→ Brief
The lines needed are those below that contain the word "JSON"; copy each one.

→ Listed entries
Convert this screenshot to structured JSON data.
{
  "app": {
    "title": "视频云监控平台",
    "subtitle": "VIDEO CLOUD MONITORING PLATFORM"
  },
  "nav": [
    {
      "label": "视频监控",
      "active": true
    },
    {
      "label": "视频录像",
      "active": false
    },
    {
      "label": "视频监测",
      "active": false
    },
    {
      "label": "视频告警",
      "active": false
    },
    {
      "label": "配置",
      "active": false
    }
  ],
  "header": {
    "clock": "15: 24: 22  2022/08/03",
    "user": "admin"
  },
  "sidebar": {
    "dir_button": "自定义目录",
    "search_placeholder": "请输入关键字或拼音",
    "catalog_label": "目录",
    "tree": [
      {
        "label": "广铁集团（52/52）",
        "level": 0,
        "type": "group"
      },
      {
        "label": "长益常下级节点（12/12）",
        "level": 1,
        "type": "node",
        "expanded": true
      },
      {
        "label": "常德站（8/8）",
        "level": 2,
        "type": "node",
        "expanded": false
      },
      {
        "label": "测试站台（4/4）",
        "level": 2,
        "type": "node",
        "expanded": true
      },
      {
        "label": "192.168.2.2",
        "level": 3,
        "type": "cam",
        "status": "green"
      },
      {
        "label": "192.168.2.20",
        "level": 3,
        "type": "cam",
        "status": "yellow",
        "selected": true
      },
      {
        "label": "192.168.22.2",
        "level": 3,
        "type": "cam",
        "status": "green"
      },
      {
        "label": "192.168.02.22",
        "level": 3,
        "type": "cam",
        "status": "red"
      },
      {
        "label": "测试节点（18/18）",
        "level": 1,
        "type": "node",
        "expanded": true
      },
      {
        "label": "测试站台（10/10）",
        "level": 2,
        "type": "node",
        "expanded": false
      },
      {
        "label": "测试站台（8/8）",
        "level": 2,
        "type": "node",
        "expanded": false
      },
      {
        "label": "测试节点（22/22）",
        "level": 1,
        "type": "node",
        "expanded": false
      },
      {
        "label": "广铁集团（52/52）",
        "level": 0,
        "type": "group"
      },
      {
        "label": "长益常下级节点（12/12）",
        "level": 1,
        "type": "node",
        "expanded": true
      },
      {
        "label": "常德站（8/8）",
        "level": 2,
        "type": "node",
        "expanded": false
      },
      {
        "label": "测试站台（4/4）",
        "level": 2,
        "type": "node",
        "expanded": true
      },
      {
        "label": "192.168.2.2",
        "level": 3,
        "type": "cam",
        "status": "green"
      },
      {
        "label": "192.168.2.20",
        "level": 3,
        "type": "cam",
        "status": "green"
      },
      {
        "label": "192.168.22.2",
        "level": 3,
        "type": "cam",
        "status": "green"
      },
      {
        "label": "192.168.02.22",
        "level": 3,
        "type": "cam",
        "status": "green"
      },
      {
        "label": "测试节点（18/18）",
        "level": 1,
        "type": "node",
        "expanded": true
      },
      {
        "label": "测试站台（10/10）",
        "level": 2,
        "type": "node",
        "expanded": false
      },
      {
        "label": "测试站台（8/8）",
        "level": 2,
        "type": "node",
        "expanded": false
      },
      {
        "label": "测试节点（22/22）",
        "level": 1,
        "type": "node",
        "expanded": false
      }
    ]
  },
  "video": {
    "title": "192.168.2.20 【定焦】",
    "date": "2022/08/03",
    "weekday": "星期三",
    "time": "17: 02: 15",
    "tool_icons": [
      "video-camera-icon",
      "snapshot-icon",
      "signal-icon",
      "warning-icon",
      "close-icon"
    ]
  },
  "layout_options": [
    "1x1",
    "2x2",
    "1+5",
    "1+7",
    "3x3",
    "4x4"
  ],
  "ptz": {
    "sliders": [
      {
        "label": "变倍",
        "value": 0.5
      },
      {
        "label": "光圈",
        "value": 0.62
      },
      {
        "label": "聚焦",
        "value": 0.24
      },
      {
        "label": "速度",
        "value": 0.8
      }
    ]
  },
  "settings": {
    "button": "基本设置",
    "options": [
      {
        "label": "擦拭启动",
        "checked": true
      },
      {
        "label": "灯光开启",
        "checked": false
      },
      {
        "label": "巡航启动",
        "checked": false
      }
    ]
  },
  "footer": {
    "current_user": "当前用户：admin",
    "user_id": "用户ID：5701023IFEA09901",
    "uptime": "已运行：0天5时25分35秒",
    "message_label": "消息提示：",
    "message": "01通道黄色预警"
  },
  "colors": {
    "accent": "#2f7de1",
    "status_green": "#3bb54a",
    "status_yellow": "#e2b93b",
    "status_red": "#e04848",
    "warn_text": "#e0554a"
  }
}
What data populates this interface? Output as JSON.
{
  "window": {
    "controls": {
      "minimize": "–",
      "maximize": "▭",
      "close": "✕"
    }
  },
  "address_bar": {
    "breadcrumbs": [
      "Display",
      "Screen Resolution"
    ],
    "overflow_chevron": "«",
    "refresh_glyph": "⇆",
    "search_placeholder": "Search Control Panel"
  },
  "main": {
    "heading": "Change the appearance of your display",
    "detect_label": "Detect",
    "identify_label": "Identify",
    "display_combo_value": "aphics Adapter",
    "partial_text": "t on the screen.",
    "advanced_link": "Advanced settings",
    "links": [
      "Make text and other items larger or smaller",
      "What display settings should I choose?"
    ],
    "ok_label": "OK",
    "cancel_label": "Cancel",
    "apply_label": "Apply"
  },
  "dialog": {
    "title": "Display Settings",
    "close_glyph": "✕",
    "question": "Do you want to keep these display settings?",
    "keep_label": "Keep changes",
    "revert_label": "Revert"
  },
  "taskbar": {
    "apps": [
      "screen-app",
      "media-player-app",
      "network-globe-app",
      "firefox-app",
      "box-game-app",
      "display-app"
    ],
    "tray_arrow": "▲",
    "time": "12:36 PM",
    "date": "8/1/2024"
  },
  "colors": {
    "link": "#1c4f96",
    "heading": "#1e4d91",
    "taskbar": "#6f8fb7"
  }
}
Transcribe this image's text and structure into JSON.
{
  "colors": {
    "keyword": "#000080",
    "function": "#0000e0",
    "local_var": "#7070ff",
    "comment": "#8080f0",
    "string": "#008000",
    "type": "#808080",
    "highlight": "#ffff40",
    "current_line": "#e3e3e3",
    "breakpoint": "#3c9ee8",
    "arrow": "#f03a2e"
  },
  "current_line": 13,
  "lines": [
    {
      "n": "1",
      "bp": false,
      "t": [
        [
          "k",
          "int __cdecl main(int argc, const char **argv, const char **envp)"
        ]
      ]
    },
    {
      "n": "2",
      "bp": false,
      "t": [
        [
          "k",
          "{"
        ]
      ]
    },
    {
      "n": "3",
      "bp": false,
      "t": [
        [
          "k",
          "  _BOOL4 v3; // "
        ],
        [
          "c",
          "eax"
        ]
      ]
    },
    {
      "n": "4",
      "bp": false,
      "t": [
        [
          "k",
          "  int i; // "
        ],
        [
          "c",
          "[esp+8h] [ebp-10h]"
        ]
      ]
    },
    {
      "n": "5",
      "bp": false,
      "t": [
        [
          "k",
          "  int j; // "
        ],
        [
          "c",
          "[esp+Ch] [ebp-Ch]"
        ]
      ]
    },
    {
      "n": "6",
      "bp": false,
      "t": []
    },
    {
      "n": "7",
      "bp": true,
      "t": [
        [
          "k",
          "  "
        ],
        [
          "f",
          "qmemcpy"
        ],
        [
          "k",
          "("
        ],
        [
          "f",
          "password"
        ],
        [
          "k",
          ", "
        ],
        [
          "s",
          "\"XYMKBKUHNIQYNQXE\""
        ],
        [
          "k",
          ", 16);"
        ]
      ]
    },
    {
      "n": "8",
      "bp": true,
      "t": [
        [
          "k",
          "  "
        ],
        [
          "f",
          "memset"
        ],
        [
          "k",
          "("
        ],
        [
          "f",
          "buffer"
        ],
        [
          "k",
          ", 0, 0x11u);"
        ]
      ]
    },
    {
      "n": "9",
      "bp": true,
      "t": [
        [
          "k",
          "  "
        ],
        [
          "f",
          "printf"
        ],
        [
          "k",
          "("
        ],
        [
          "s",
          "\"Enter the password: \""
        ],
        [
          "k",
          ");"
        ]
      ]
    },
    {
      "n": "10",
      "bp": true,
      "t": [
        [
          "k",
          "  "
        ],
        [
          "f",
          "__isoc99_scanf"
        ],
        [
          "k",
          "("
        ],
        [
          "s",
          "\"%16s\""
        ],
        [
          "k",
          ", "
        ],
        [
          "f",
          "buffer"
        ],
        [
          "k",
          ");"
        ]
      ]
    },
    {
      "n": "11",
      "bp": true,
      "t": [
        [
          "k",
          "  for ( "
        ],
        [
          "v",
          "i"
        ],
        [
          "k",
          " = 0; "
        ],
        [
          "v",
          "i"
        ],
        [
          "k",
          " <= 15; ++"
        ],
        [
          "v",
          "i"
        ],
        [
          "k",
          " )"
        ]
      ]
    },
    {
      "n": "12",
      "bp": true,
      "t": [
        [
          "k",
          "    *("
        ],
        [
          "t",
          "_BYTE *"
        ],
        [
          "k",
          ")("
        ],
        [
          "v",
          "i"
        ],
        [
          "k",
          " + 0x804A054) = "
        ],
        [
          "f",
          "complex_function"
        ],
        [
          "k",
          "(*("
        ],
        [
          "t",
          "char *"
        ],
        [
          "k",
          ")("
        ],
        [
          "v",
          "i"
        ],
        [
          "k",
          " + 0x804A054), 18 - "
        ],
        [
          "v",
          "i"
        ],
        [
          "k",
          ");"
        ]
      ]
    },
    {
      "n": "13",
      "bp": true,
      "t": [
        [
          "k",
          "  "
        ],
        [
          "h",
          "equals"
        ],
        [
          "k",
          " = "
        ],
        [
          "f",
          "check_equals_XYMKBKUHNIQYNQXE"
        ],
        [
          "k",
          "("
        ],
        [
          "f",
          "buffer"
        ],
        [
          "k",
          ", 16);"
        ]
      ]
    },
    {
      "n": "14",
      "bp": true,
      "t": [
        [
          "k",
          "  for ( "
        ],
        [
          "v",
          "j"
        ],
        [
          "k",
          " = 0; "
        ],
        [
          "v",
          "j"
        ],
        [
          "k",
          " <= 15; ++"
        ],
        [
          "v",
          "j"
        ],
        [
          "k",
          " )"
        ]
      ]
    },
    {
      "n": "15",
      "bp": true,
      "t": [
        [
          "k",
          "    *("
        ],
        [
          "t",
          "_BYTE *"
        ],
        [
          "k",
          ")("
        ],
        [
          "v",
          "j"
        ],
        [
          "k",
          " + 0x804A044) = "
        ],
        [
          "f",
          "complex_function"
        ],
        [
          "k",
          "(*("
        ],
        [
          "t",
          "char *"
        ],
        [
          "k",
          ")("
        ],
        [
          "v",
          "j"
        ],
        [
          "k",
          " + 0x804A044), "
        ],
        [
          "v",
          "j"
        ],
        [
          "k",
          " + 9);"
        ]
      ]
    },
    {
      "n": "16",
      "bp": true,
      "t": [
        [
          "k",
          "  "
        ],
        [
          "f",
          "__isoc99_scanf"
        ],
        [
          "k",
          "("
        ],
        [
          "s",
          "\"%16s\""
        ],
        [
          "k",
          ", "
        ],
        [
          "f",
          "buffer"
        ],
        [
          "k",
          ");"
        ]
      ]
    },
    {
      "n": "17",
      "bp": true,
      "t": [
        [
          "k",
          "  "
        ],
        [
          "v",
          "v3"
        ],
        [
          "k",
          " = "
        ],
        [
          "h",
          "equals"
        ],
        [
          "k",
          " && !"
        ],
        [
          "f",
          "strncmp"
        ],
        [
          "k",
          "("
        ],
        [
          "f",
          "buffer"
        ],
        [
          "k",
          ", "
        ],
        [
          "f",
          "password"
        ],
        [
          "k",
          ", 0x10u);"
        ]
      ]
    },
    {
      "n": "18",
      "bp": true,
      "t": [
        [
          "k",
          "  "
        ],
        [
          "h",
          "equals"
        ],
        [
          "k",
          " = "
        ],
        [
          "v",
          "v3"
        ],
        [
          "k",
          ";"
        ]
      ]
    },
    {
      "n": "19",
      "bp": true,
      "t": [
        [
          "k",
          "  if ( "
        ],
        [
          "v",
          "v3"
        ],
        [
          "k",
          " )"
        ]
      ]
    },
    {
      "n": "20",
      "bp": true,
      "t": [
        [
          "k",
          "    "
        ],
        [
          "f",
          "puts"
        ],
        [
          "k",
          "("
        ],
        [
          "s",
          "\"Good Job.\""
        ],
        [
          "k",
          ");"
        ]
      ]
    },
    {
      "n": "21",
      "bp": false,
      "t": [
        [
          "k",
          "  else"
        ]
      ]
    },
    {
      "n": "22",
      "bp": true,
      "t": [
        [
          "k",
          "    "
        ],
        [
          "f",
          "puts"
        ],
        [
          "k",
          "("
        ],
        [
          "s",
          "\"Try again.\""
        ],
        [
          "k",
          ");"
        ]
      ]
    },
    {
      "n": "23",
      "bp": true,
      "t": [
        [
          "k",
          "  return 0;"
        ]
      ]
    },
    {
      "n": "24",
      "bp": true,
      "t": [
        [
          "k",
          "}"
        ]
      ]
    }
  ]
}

→ Written solution
Convert this screenshot to structured JSON data.
What data populates this interface? Output as JSON.
Transcribe this image's text and structure into JSON.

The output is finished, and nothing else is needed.